Write about whatever you’d like, but write using regional slang, your dialect, or in your accent.  Try Wait? (Translation: Please hold on a second?) **cell phone ringing** Wrong Number: “Hello?” Local girl: “Who da hell is dis’? Wrong Number: “Excuse me?” Local girl: “No even try, ‘kay? I know who you…” Wrong Number: “I’m sorry, I think you have the wrong number.” Local girl: “Oh, I don’t have a wrong numba’. Dis’ Chelsea, hah? What, Kawika stay wit’ you?” Wrong Number: “No, my name is Michelle, not Chelsea, and who’s Kawika?” Local girl: “No ack’, kay? I know as you, Chelsea. You stay talk all good English so I get tr-own off, but I rec-a-notice yo voice. You work da drive-tru at Taco Bell so you can make nice voice if you like… You bettah tell Kawika he bettah get his ass home pronto.” Wrong Number: “I’m hanging up now. Please don’t call me again.” Local girl: “Chelsea, if you hang up on me, when I see you again, you gonna get it. And you …

$12 Mullet

My first real life lesson was balancing meager finances and spending priorities, which happened at the tender age of 13. It was my first year boarding at Kamehameha and I was ecstatic to be off Kauaʻi, away from the prying eyes and attention of family. If you grew up on a neighbor island back in the day, you may be able to relate when I say that being on Oʻahu made you think you could pretty much do anything. Kinda like Vegas, but whatever you did would eventually find its way back home by the end of the week via the coconut wireless. It might’ve been the anonymity of living in a sea of unknowns or the fact that anything I ever wanted, or didn’t know I wanted, was conveniently available, but that along with my newfound freedom was exhilarating. I began to think that because I could wash my own clothes, I was probably capable of making decisions for myself too. Despite my developing confidence from living “on my own”, I felt there was very …

Letter to My Younger Self

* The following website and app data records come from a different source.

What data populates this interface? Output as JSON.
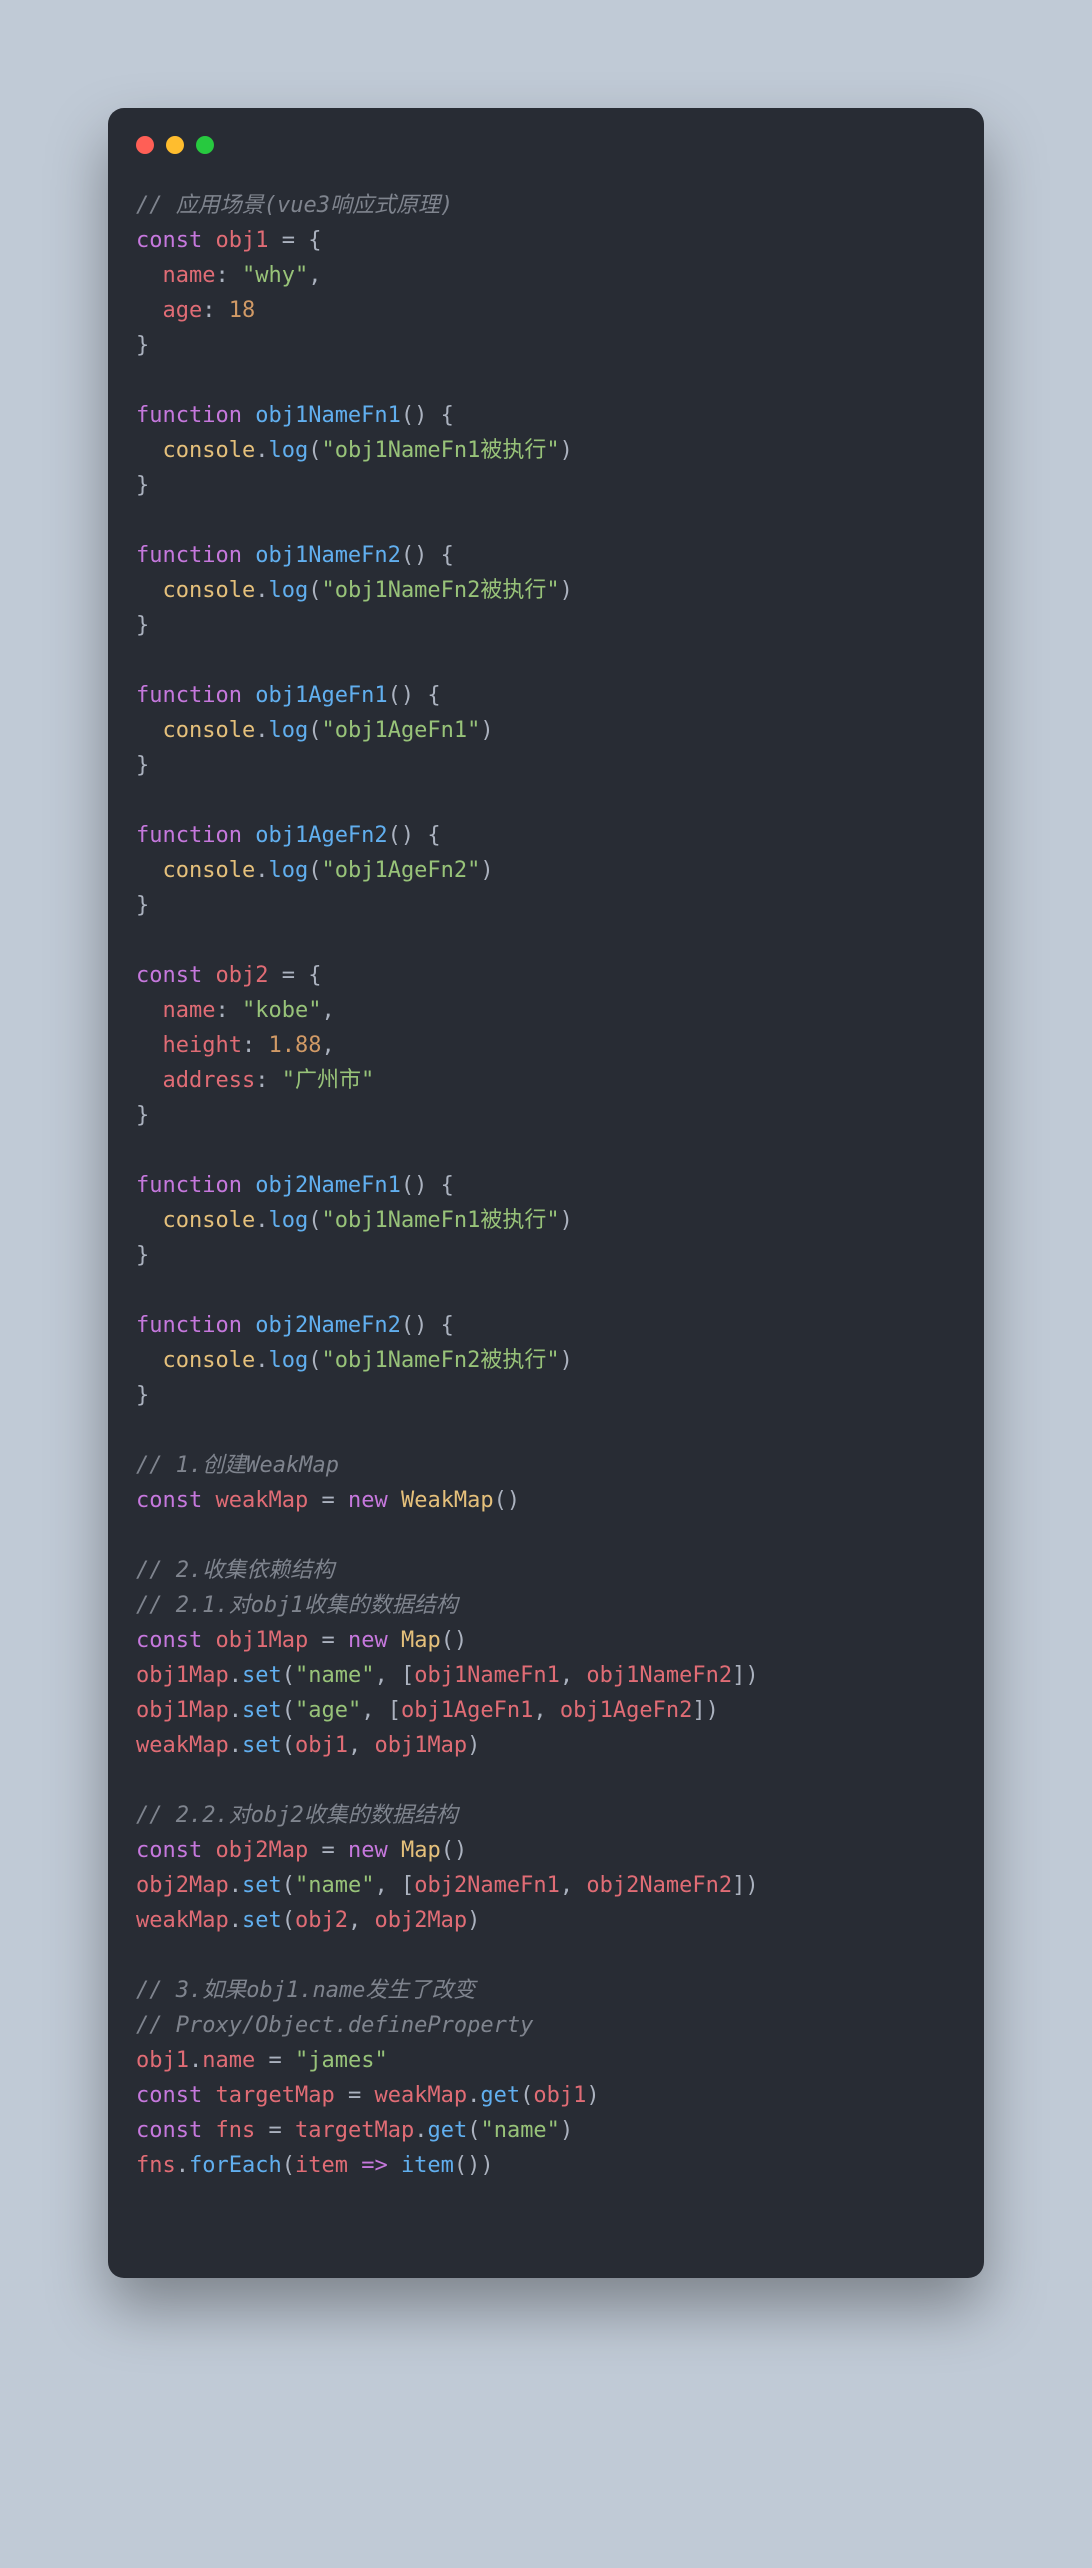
{
  "dots": {
    "red": "#ff5f56",
    "yellow": "#ffbd2e",
    "green": "#27c93f"
  },
  "code": {
    "c1": "// 应用场景(vue3响应式原理)",
    "k_const": "const",
    "obj1": "obj1",
    "eq": " = {",
    "name_k": "name",
    "colon": ": ",
    "why": "\"why\"",
    "comma": ",",
    "age_k": "age",
    "n18": "18",
    "cb": "}",
    "k_fn": "function",
    "fn_obj1NameFn1": "obj1NameFn1",
    "fn_obj1NameFn2": "obj1NameFn2",
    "fn_obj1AgeFn1": "obj1AgeFn1",
    "fn_obj1AgeFn2": "obj1AgeFn2",
    "fn_obj2NameFn1": "obj2NameFn1",
    "fn_obj2NameFn2": "obj2NameFn2",
    "paren_ob": "() {",
    "console": "console",
    "dot": ".",
    "log": "log",
    "op": "(",
    "cp": ")",
    "s_obj1NameFn1": "\"obj1NameFn1被执行\"",
    "s_obj1NameFn2": "\"obj1NameFn2被执行\"",
    "s_obj1AgeFn1": "\"obj1AgeFn1\"",
    "s_obj1AgeFn2": "\"obj1AgeFn2\"",
    "obj2": "obj2",
    "kobe": "\"kobe\"",
    "height_k": "height",
    "n188": "1.88",
    "address_k": "address",
    "gz": "\"广州市\"",
    "c2": "// 1.创建WeakMap",
    "weakMap": "weakMap",
    "k_new": "new",
    "WeakMap": "WeakMap",
    "Map": "Map",
    "c3": "// 2.收集依赖结构",
    "c4": "// 2.1.对obj1收集的数据结构",
    "obj1Map": "obj1Map",
    "set": "set",
    "s_name": "\"name\"",
    "s_age": "\"age\"",
    "obj1NameFn1": "obj1NameFn1",
    "obj1NameFn2": "obj1NameFn2",
    "obj1AgeFn1": "obj1AgeFn1",
    "obj1AgeFn2": "obj1AgeFn2",
    "c5": "// 2.2.对obj2收集的数据结构",
    "obj2Map": "obj2Map",
    "obj2NameFn1": "obj2NameFn1",
    "obj2NameFn2": "obj2NameFn2",
    "c6": "// 3.如果obj1.name发生了改变",
    "c7": "// Proxy/Object.defineProperty",
    "james": "\"james\"",
    "targetMap": "targetMap",
    "get": "get",
    "fns": "fns",
    "forEach": "forEach",
    "item": "item",
    "arrow": " => ",
    "ob": "[",
    "cbk": "]",
    "cs": ", ",
    "sp": " ",
    "eq2": " = "
  }
}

A few years back, celebrities began writing letters to their younger selves. Now that I’ve hit a major milestone, I thought it’d be an interesting exercise to take stock in the things I’ve done, to let go of some of the things I should’ve done differently, and to revisit some of the things that I still have time to do. Dear Younger Kainoa, Despite those feelings of insecurity, trust that you’ve been raised right, that you’re intelligent and creative, and that you’re beautiful. Here are a few pearls of wisdom to guide you on your way: Rebel every once in awhile – Considering your lineup in the family, you’re always expected to do the right thing, the safe thing, all the time. Take risks and do things that challenge your obedience. Do it now before it floats up when you’re 40 and it’s no longer seen as cute, but as a desperate last-ditch attempt to hold on to your youth, pre-midlife crisis. Feed your need for adventure – When an opportunity arises, get out there and explore! …